Instructions to follow
Please give nothing except the number of lines in the records below that include the word "Laporan".

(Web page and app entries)
************

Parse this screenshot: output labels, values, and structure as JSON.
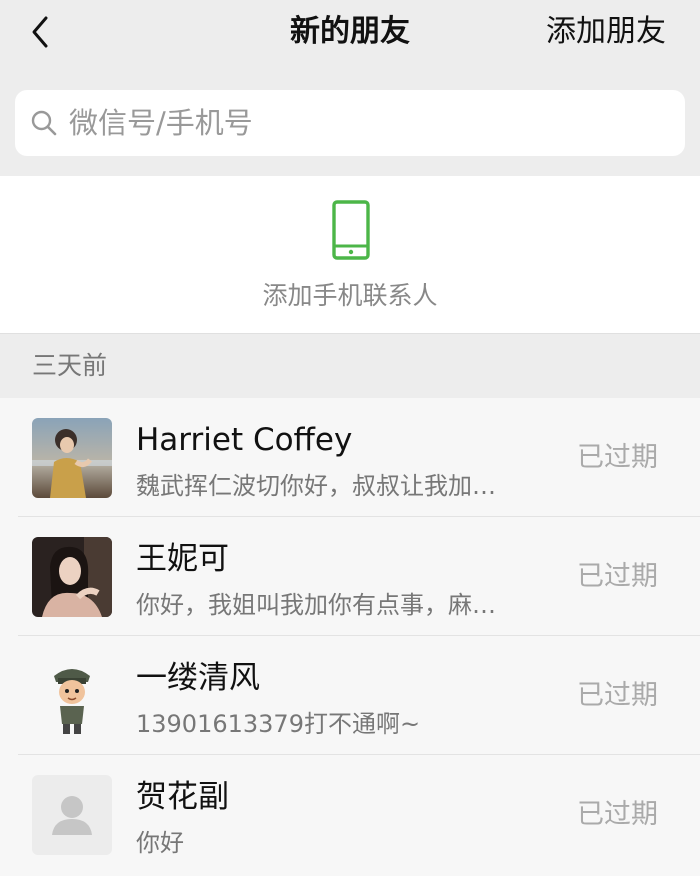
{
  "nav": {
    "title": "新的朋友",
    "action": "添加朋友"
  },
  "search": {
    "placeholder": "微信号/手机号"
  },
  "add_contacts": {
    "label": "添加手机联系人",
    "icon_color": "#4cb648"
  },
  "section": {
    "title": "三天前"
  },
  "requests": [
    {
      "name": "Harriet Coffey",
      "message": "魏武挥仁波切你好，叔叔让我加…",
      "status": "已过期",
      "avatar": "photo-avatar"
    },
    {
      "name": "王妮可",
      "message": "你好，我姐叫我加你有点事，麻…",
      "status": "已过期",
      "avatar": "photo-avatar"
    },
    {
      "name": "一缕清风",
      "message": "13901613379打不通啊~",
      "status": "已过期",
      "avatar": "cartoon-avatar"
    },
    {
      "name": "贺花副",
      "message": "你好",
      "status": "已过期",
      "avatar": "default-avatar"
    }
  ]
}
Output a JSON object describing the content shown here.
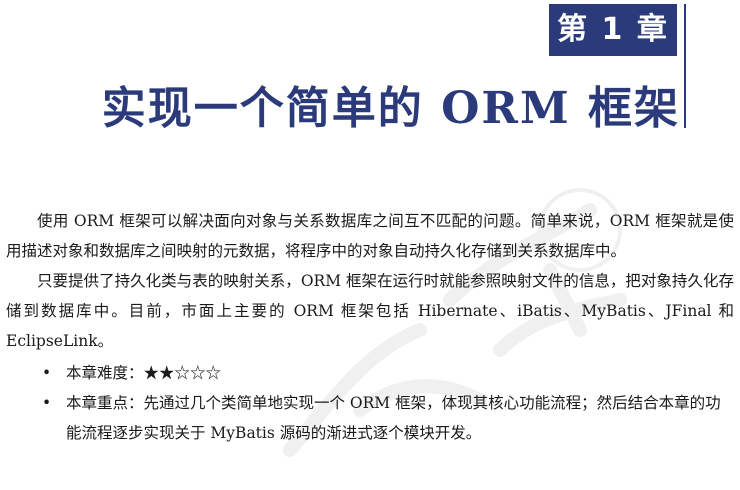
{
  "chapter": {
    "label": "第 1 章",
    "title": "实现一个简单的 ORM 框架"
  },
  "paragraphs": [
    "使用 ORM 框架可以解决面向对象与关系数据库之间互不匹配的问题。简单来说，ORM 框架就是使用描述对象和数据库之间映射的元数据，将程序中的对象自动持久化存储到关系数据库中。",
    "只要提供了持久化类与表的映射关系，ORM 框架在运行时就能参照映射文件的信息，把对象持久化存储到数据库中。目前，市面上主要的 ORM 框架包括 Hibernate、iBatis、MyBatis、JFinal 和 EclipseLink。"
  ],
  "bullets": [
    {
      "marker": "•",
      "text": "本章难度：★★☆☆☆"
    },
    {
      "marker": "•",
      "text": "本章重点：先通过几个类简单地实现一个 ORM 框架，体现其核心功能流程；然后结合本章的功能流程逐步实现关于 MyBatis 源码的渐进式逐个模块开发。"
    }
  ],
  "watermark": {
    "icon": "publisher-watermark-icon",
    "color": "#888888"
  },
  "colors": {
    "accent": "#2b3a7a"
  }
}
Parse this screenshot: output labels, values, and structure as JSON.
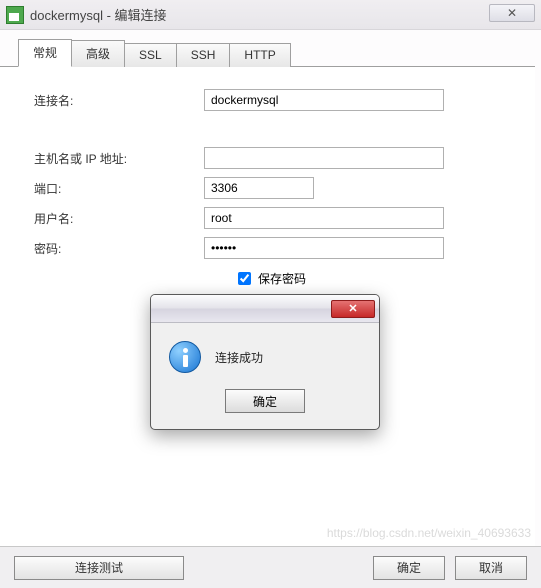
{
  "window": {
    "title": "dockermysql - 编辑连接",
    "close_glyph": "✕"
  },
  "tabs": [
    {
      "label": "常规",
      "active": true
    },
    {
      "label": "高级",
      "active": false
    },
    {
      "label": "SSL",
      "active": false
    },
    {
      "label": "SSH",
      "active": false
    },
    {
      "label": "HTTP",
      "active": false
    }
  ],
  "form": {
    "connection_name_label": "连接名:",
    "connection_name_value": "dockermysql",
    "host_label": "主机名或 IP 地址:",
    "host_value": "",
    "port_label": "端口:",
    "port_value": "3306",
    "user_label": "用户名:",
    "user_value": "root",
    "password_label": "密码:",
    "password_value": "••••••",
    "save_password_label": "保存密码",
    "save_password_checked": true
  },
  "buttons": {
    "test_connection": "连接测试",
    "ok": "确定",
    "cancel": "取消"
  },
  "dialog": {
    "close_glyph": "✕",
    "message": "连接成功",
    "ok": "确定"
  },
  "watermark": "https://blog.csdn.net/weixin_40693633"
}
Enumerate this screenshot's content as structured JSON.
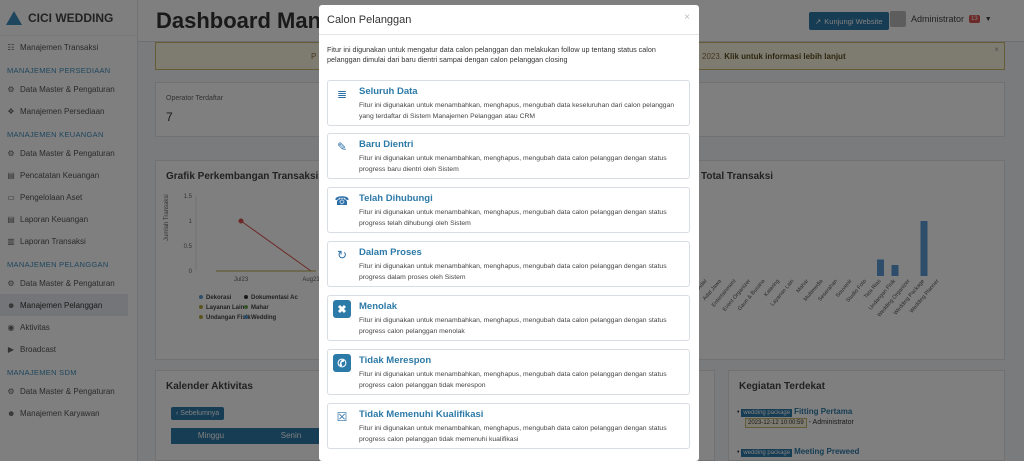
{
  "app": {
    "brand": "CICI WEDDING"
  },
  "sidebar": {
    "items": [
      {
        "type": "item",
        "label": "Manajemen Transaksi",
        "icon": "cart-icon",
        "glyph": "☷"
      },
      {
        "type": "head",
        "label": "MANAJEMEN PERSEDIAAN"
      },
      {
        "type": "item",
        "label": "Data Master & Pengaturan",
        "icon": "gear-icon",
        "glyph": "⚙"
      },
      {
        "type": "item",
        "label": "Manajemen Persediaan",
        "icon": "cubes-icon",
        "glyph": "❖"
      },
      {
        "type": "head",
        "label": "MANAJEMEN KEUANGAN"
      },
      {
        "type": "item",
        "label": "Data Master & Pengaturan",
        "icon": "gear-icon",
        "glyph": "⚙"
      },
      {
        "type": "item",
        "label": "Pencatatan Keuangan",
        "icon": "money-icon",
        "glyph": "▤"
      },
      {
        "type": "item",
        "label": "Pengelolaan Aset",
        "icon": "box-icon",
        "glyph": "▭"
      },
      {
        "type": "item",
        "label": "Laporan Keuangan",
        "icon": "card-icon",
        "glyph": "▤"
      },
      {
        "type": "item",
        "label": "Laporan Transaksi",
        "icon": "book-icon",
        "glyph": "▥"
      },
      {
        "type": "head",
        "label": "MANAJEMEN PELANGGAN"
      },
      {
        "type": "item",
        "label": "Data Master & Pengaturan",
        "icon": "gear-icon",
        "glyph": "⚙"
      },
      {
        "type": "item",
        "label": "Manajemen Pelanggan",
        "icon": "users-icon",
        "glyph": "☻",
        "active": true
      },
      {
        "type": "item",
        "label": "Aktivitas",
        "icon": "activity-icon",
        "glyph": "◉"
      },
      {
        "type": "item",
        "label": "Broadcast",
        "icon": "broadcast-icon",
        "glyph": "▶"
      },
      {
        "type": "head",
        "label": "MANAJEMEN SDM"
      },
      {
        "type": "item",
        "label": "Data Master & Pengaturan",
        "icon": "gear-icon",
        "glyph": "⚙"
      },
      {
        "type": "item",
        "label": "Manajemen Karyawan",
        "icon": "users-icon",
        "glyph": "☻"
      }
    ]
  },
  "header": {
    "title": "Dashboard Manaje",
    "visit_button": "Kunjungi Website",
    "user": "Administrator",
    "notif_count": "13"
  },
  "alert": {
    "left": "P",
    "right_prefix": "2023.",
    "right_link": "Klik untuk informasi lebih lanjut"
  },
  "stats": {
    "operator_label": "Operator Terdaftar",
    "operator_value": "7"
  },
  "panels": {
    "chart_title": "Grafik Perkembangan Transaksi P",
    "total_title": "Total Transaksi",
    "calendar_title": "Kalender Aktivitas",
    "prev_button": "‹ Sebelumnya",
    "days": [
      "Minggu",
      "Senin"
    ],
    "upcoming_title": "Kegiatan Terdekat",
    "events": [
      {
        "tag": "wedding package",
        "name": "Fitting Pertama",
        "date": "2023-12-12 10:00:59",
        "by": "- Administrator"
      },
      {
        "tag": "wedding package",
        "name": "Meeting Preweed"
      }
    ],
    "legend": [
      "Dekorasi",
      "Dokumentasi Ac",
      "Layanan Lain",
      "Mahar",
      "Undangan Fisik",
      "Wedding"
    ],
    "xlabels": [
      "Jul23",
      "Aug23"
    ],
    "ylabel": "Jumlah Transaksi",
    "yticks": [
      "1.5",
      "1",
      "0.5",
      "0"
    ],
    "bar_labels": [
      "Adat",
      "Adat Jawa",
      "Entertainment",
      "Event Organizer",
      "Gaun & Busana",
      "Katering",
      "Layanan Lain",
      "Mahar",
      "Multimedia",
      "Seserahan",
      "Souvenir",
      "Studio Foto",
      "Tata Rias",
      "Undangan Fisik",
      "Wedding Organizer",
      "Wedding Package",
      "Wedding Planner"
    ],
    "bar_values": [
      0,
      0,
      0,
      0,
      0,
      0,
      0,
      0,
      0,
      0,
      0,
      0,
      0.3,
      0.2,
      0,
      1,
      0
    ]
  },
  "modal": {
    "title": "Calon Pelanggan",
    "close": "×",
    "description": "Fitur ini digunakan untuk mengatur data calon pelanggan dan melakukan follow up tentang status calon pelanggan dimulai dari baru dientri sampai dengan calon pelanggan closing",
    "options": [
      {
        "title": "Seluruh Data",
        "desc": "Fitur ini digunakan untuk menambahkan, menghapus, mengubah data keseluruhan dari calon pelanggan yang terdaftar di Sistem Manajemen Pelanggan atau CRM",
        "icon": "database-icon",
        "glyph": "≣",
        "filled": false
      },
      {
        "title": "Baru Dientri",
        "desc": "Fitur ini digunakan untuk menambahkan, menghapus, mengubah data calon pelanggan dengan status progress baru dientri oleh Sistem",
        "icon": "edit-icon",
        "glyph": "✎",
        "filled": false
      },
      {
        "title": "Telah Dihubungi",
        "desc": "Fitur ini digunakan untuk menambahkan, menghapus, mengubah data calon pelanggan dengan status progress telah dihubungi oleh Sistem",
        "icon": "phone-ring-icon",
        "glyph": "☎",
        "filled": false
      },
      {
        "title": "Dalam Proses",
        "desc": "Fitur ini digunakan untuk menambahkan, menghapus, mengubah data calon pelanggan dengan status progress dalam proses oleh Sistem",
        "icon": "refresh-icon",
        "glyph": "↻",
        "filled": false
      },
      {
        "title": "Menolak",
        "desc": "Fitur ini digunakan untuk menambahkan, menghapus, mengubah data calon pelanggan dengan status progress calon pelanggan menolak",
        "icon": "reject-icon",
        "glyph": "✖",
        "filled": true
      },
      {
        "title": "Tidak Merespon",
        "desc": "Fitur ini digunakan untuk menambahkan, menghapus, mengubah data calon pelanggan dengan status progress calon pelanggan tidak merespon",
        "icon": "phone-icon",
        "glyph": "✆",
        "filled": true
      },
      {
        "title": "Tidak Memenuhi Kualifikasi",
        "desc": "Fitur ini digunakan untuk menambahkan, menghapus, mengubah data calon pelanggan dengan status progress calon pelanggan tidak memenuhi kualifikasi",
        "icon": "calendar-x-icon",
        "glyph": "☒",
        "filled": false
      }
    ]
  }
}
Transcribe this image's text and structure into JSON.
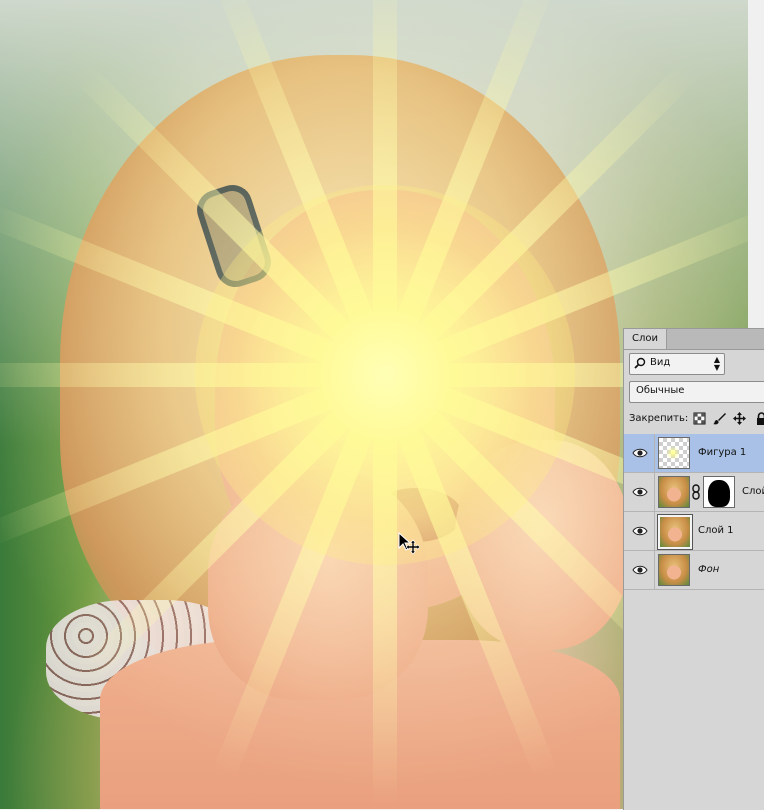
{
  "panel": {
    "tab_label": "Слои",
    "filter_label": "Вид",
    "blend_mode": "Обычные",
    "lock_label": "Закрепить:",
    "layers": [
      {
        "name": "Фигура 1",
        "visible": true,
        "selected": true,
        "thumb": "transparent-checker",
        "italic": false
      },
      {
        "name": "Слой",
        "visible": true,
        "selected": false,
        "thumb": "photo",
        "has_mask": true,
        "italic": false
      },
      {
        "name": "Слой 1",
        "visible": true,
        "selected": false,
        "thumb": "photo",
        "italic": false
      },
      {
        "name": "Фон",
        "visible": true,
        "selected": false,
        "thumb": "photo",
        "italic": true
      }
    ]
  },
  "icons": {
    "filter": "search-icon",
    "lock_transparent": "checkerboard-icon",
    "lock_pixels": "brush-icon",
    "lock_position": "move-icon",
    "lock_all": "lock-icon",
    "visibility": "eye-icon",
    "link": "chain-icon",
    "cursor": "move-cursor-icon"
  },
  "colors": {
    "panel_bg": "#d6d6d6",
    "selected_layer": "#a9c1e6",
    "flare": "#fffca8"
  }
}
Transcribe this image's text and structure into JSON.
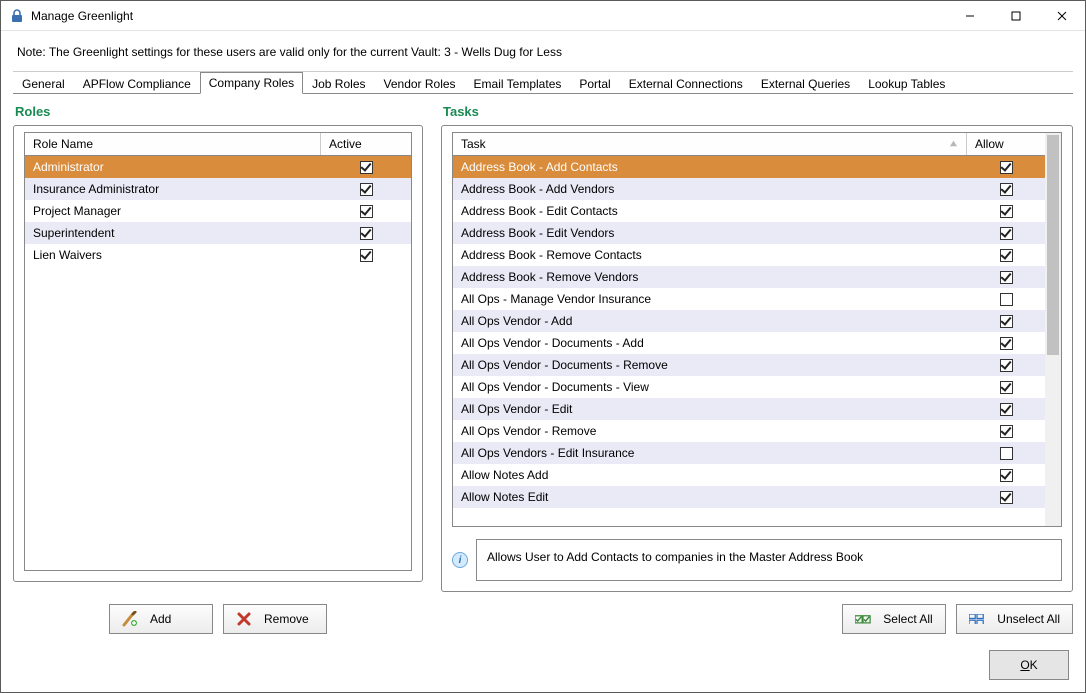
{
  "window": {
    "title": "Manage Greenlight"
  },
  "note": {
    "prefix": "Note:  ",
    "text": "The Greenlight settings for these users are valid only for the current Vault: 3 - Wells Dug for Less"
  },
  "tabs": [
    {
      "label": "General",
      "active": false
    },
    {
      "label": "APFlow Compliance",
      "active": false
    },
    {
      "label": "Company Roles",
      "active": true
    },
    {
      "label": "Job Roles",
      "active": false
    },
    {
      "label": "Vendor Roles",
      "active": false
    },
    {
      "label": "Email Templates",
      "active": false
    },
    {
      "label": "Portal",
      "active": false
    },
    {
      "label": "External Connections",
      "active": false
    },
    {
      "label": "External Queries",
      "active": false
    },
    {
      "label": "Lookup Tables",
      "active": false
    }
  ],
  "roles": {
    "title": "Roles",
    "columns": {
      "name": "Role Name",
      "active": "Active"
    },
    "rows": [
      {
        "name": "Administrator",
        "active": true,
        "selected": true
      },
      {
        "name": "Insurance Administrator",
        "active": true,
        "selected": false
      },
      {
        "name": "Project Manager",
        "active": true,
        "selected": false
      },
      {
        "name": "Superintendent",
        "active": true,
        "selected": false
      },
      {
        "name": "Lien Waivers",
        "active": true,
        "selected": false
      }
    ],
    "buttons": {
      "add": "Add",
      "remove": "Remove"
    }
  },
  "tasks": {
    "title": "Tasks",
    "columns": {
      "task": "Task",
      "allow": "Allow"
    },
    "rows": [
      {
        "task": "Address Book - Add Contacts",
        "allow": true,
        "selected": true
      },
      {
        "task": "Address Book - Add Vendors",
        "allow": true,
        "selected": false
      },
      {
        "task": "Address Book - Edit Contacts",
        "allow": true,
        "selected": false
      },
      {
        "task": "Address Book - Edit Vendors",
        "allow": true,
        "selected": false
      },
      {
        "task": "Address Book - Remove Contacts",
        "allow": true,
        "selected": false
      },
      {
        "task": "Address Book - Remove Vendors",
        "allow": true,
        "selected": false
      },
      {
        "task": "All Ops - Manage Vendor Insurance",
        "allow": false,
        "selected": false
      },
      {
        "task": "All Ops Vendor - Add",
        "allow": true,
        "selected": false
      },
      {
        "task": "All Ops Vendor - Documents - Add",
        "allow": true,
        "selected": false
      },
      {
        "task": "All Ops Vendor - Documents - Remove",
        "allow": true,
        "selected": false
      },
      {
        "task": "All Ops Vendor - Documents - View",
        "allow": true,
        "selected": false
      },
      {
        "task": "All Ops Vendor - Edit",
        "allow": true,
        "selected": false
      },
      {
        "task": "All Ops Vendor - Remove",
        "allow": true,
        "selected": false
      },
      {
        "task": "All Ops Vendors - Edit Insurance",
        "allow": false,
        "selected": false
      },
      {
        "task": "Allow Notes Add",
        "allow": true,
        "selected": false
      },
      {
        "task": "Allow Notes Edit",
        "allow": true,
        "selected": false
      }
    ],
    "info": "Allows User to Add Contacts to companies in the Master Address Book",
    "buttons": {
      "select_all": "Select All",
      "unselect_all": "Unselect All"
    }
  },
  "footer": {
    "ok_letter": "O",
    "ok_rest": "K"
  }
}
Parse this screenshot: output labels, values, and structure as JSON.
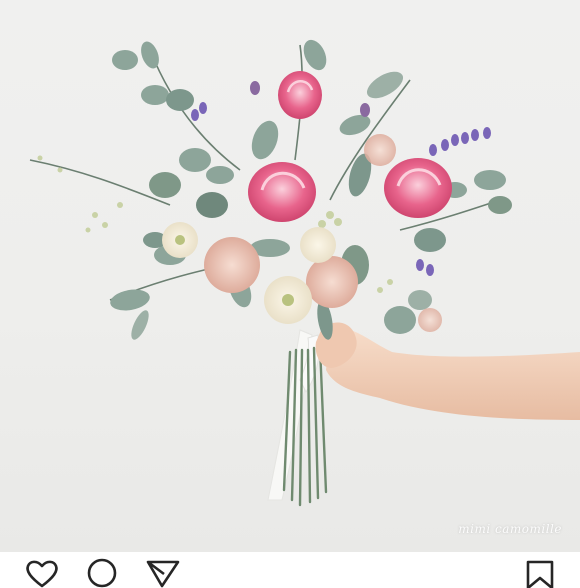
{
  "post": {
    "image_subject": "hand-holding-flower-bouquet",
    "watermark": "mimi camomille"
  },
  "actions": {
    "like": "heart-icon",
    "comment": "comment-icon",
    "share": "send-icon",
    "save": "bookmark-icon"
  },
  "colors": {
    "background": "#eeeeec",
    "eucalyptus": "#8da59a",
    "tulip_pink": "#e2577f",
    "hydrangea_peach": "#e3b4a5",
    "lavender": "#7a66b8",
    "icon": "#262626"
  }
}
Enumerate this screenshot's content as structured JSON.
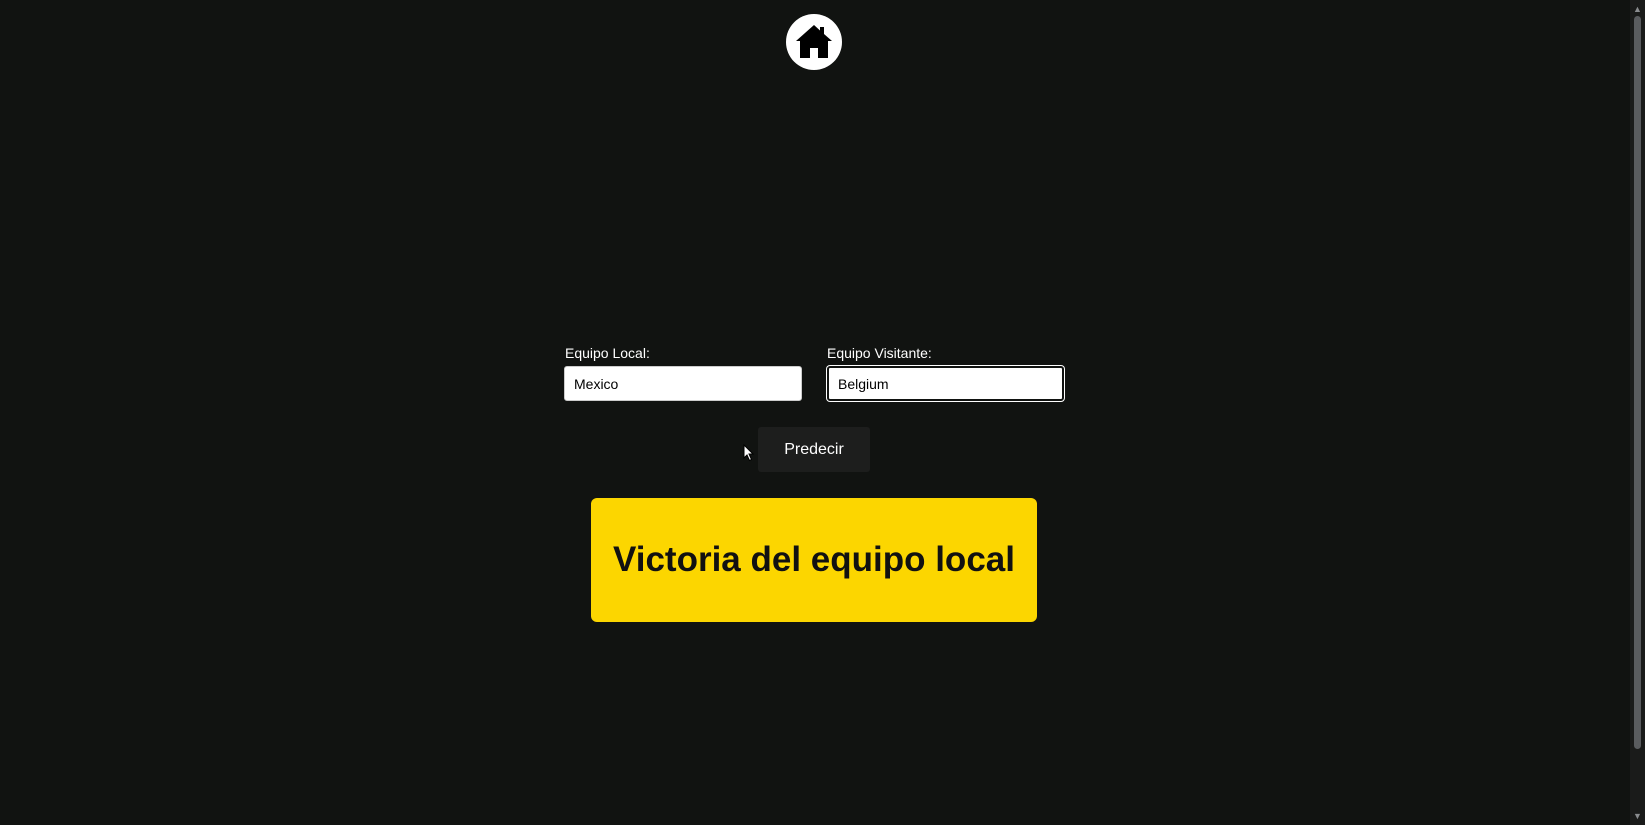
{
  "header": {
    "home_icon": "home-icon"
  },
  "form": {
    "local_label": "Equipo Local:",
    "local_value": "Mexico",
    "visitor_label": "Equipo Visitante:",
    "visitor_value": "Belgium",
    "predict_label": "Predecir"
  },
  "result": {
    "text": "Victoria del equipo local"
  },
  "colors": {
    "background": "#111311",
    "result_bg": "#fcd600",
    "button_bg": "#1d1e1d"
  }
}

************

Exercise answer
2